Shakespeare’s Villains – Richard III

  • Share on Tumblr

This series on Shakespeare’s villains is being done in partnership with Finding Shakespeare - curating digital stories relating to Shakespeare’s life,  work and times.  Finding Shakespeare is the blog produced by the Collections Team here at The Shakespeare Birthplace Trust– you can find out more about Tamora on Thursday 21st July when they post their blog.

Richard III

Following her husband’s coffin on its way to the funeral the heart broken Lady Anne meets the man who murdered her husband. By the end of the scene she is considering marrying him. This is surely the strangest wooing scene in Shakespeare and an interesting insight into one of his most charismatic villains – Richard III

When Lady Anne first sees Richard in this scene she repeatedly calls him devil and fiend. And yet he responds mildly “Sweet saint, for Charity, be not so cursed” this disjunction between the rudeness (justified as it is) of Anne and Richard’s reply is reminiscent of Petruchio’s manner in dealing with Kate in The Taming of the Shrew and is an interesting way for Richard to begin his own wooing of Anne.

Richard quickly displays his clever if cruel wit. Anne says that even beasts have a touch of pity to which Richard replies that he has no pity and there for is no beast. Clever but it seems a strange time for him to initiate playful verbal sparring positioned as they are beside the coffin of the man Richard murdered. A strange place indeed for the compliments he continues to lavish on her – calling her ‘angel’ ‘divine perfection of woman’ whilst she responds be calling  him ‘bloody’ ‘hedgehog’ and an ‘infection of a man’ who is ‘unfit for any place but hell’. He will not be put off by her insults – rather he insists that there is one other place he is fit for – other than hell – her bedchamber.

Richard then goes on to claim (quite falsely) that he killed her husband because he loved her, and to help her to a better husband, and that he can love her better than her first husband. Unsurprisingly she is not persuaded and spits at him. But he carries right on – he claims he has never cried for anything but her and finally he bares his chest, gives her a knife and tells her to kill him if she cannot forgive him the death of her husband.

She can’t do it….

He offers to kill himself for her love if she so desires it: ‘this hand that did kill thy love, shall for thy love kill a far truer love.”

And still she hesitates. Not asking him to kill himself but wishing she knew the truth of his heart. He offers her a ring, she puts it on her finger promising to consider his offer of marriage.

To be honest I have always found this scene implausible. Even Richard seems surprised saying after she exits ‘Was ever woman in this humour wooed? Was ever woman in this humour won?’

But perhaps we can understand the psychology behind it…  Let’s ask some of our staff what they think women find attractive in men…

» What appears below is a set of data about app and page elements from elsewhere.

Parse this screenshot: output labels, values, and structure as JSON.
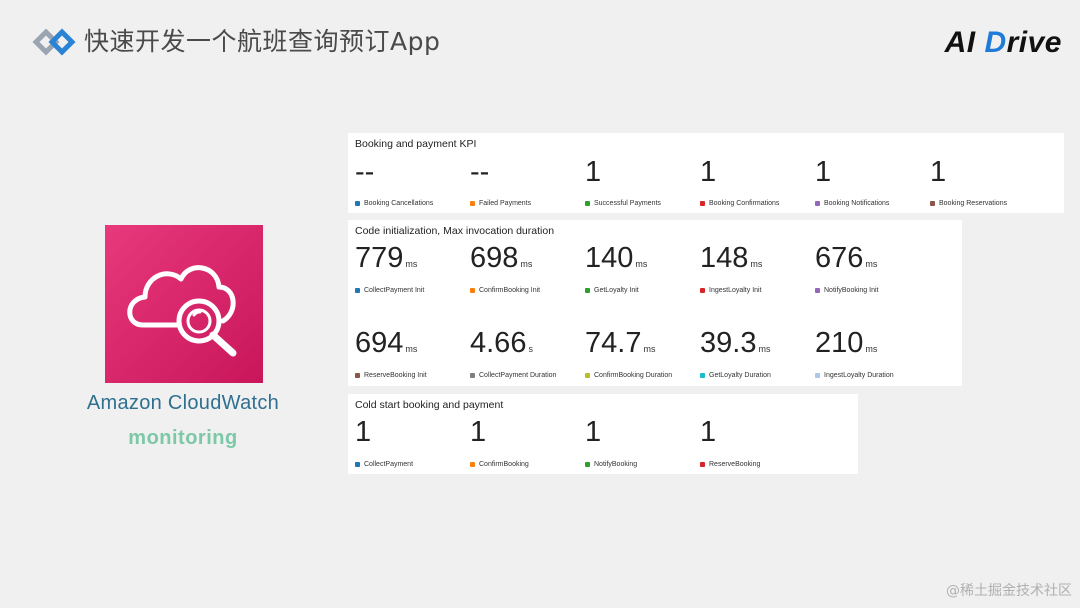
{
  "header": {
    "title": "快速开发一个航班查询预订App",
    "brand_left": "AI ",
    "brand_d": "D",
    "brand_right": "rive"
  },
  "service": {
    "name": "Amazon CloudWatch",
    "subtitle": "monitoring",
    "tile_icon": "cloudwatch-icon"
  },
  "panels": {
    "kpi": {
      "title": "Booking and payment KPI",
      "metrics": [
        {
          "value": "--",
          "unit": "",
          "label": "Booking Cancellations",
          "color": "#1f78b4"
        },
        {
          "value": "--",
          "unit": "",
          "label": "Failed Payments",
          "color": "#ff7f0e"
        },
        {
          "value": "1",
          "unit": "",
          "label": "Successful Payments",
          "color": "#2ca02c"
        },
        {
          "value": "1",
          "unit": "",
          "label": "Booking Confirmations",
          "color": "#d62728"
        },
        {
          "value": "1",
          "unit": "",
          "label": "Booking Notifications",
          "color": "#9467bd"
        },
        {
          "value": "1",
          "unit": "",
          "label": "Booking Reservations",
          "color": "#8c564b"
        }
      ]
    },
    "init": {
      "title": "Code initialization, Max invocation duration",
      "row1": [
        {
          "value": "779",
          "unit": "ms",
          "label": "CollectPayment Init",
          "color": "#1f78b4"
        },
        {
          "value": "698",
          "unit": "ms",
          "label": "ConfirmBooking Init",
          "color": "#ff7f0e"
        },
        {
          "value": "140",
          "unit": "ms",
          "label": "GetLoyalty Init",
          "color": "#2ca02c"
        },
        {
          "value": "148",
          "unit": "ms",
          "label": "IngestLoyalty Init",
          "color": "#d62728"
        },
        {
          "value": "676",
          "unit": "ms",
          "label": "NotifyBooking Init",
          "color": "#9467bd"
        }
      ],
      "row2": [
        {
          "value": "694",
          "unit": "ms",
          "label": "ReserveBooking Init",
          "color": "#8c564b"
        },
        {
          "value": "4.66",
          "unit": "s",
          "label": "CollectPayment Duration",
          "color": "#7f7f7f"
        },
        {
          "value": "74.7",
          "unit": "ms",
          "label": "ConfirmBooking Duration",
          "color": "#bcbd22"
        },
        {
          "value": "39.3",
          "unit": "ms",
          "label": "GetLoyalty Duration",
          "color": "#17becf"
        },
        {
          "value": "210",
          "unit": "ms",
          "label": "IngestLoyalty Duration",
          "color": "#aec7e8"
        }
      ]
    },
    "cold": {
      "title": "Cold start booking and payment",
      "metrics": [
        {
          "value": "1",
          "unit": "",
          "label": "CollectPayment",
          "color": "#1f78b4"
        },
        {
          "value": "1",
          "unit": "",
          "label": "ConfirmBooking",
          "color": "#ff7f0e"
        },
        {
          "value": "1",
          "unit": "",
          "label": "NotifyBooking",
          "color": "#2ca02c"
        },
        {
          "value": "1",
          "unit": "",
          "label": "ReserveBooking",
          "color": "#d62728"
        }
      ]
    }
  },
  "watermark": "@稀土掘金技术社区"
}
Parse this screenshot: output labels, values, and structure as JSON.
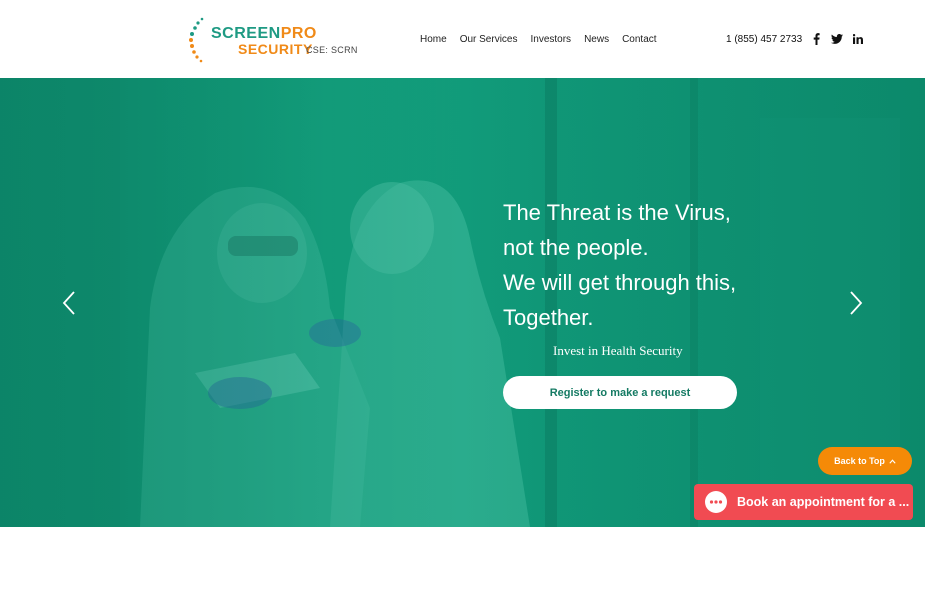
{
  "header": {
    "logo": {
      "word1_a": "SCREEN",
      "word1_b": "PRO",
      "word2": "SECURITY",
      "ticker": "CSE: SCRN"
    },
    "nav": [
      {
        "label": "Home"
      },
      {
        "label": "Our Services"
      },
      {
        "label": "Investors"
      },
      {
        "label": "News"
      },
      {
        "label": "Contact"
      }
    ],
    "phone": "1 (855) 457 2733",
    "social": [
      "facebook-icon",
      "twitter-icon",
      "linkedin-icon"
    ]
  },
  "hero": {
    "headline": [
      "The Threat is the Virus,",
      "not the people.",
      "We will get through this,",
      "Together."
    ],
    "subheadline": "Invest in Health Security",
    "cta_label": "Register to make a request",
    "prev_icon": "chevron-left-icon",
    "next_icon": "chevron-right-icon"
  },
  "widgets": {
    "back_to_top": "Back to Top",
    "book_label": "Book an appointment for a ..."
  },
  "colors": {
    "brand_green": "#1e9a83",
    "brand_orange": "#f08a18",
    "hero_teal": "#13a07d",
    "back_to_top": "#f58a07",
    "book_button": "#f14b52"
  }
}
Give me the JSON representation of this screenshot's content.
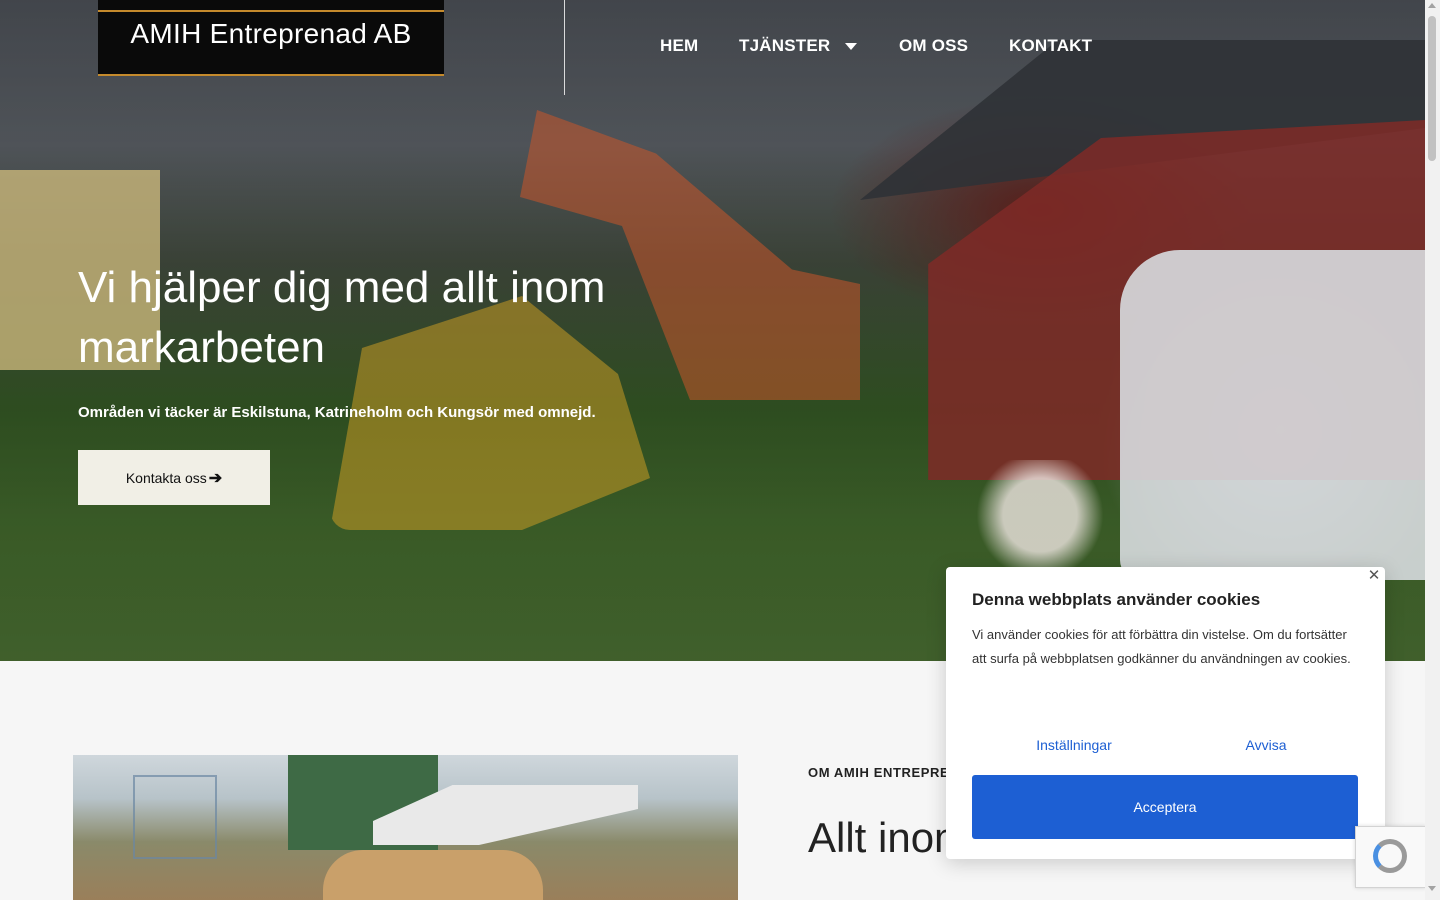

Well Richard III certainly has power! Power somewhat ruthlessly attained, but certainly if you want to be with the most powerful man in this play it had better be Richard. And perhaps Richard is also seductive because he combines that power with an element of vulnerability. In offering himself to Anne to kill he becomes vulnerable whilst actually gaining power – because she is unable to murder him.

So women like a sense of humour and intelligence?  Richard III scores highly there too.  He is dextrous with words often displaying a black humour. And he is certainly intelligent showing his cunning even in this scene with his skilful manipulation of Anne.

In pretending to love Anne he is playing to the universal desire to be loved that we all share – little is more powerful than discovering that someone adores you. But for Anne the turning point seems to be that moment when she wonders what is really in his heart.  When she begins to wonder if underneath his cunning and cruel exterior there exists something softer, something which she has inspired, and something which she might bring out in him…. So perhaps women also love a mystery and the idea that they might bring out the best in someone. Good Luck Anne!

 

If you want to know what Richard III has looked like on the stage over the years – enjoy this slide show on Flickr

 

Tags: , , , , , ,

Author:Liz Dollimore

Someone who loves listening to people talk about Shakespeare Liz tweets at @shakespeareBT
  • Elleoneiram

    Oh dear! Poor Anne. I wondered if part of her willingness to marry him was considering the power he might be able to wield over her – there was a lot going on, but self-preservation may have been on her mind as well.

Download a free book written by Paul Edmondson and Stanley Wells about Shakespeare, Conspiracy & Authorship. Download the Book.